Marijuana Mediation Jacob Schoneman
Background Info • First made illegal in 1937 with the Marijuana Stamp Act. • In 1970 the government enacted the Controlled Substance Act. • Schedule one drug • Has been illegal ever since then.
Why It Should Be Illegal • No medicinal use and short term health risks such as distorted sense of time, paranoia, short-term memory loss, anxiety and depression. . • Considered “gateway drug”, meaning users are more likely to go on and try other harder drugs such as meth, heroine, cocaine. • Considered highly addictive, although it is not physically addictive it is just as mentally addictive.
Why It Should Be Legal • Proven medicinal use. Reduced pain in people with HIV-related peripheral neuropathy (injury to the nerves that supply feelings to your arms and feet) • Could be taxed as if it were tobacco, thus generating thousands of dollars in new revenue. • If legalized, could ease the burden on the taxpayers by reducing the number of people in prison, thus freeing up more room in the budget for other things. According to the U.S Department of Justice, Bureau of Justice Statistics, a study done in 2006 revealed that 12.4 percent of federal inmates and 12.7 percent of state inmate were incarcerated for marijuana related crimes(St. Pierre).
States That Have Medicinal Marijuana • The first state to adopt a medicinal marijuana plan was California in 1996 with Proposition 215. • Since then 15 other states, including Colorado, Washington, Oregon, Alaska, Arizona and the District of Columbia have adopted medicinal marijuana programs. • Each state varies on the amount one person can legally have and each state varies on the symptoms that can be treated with marijuana.

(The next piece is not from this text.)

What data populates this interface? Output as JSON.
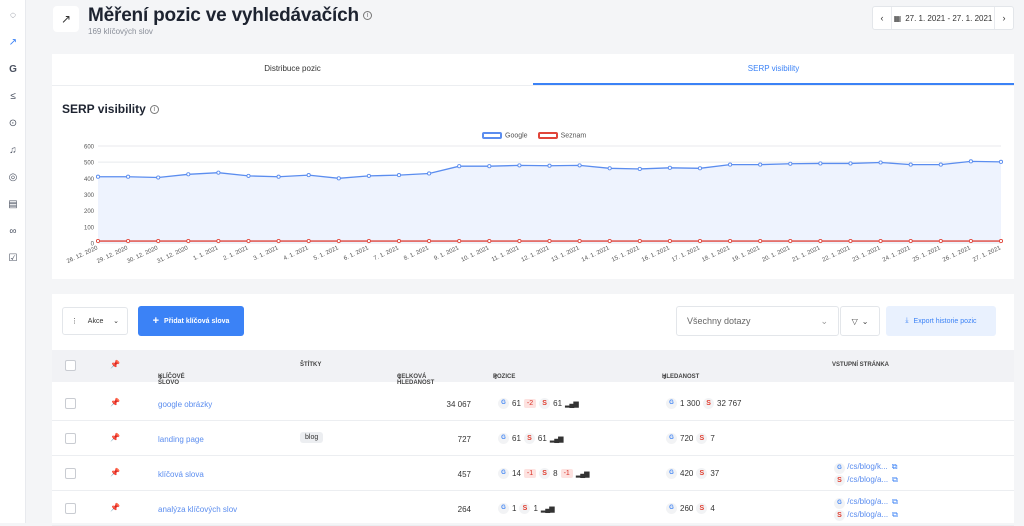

Common Middle Ground • Impose a set of laws with penalties ranging from the low end of an infraction for possession, to the upper end of a lowest level misdemeanor in said state(because states have different misdemeanor levels) for growing and distributing. • Would stifle recreational use because there are still risks associated with use.

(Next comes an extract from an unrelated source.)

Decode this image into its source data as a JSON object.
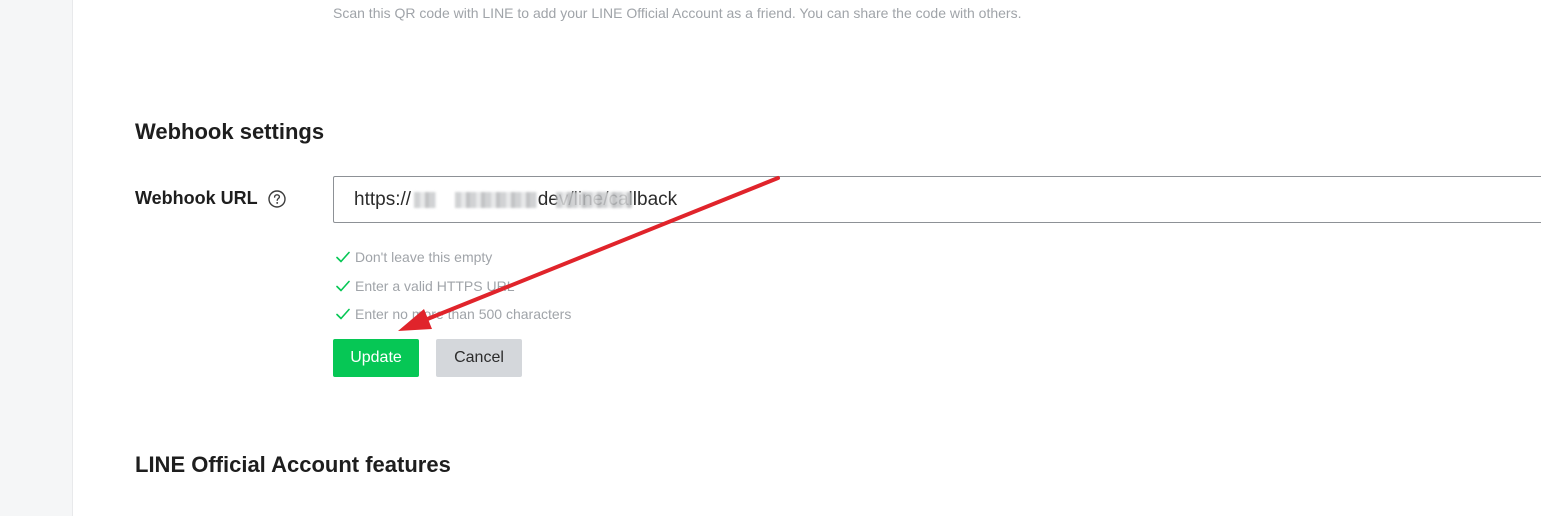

Works Cited • Donald Abrams, . "Cannabis for Treatment of HIV-Related Peripheral Neuropathy." Cannabis for treatment of hiv-related peripheral neuropathy. (CMCR)., 2007. Web. 1 Apr 2012. <http://www.cmcr.ucsd.edu/index.php?option=com_content&view=article&id=147:cannabis-for-treatment-of-hiv-related-peripheral-neuropathy&catid=41:research-studies&Itemid=135>. • St. Pierre, A.. "Decriminalizing pot will reduce prison population, have no adverse impact on safety, study says." NORML News Release. N.p., 2007. Web. 1 Apr 2012. <http://norml.org/news/2007/11/21/decriminalizing-pot-will-reduce-prison-population-have-no-adverse-impact-on-public-safety-study-says>. • O'Keefe, K.. "16 legal medical marijuana states and dc."Procon.org. ProCon.org, 2012. Web. 2 Apr 2012. <http://medicalmarijuana.procon.org/view.resource.php?resourceID=000881>. • Murphy, K.. "How Marijuana Became Illegal." Washington free press. WAFreePress.org, 2009. Web. 1 Apr 2012. <http://wafreepress.org/article/090304marijuana.shtml>. • "Health Effects of Marijuana." National institute on drug abuse. Parents: The Anti Drug, 2012. Web. 29 March 2012. <http://www.theantidrug.com/drug-information/marijuana-facts/health-effects-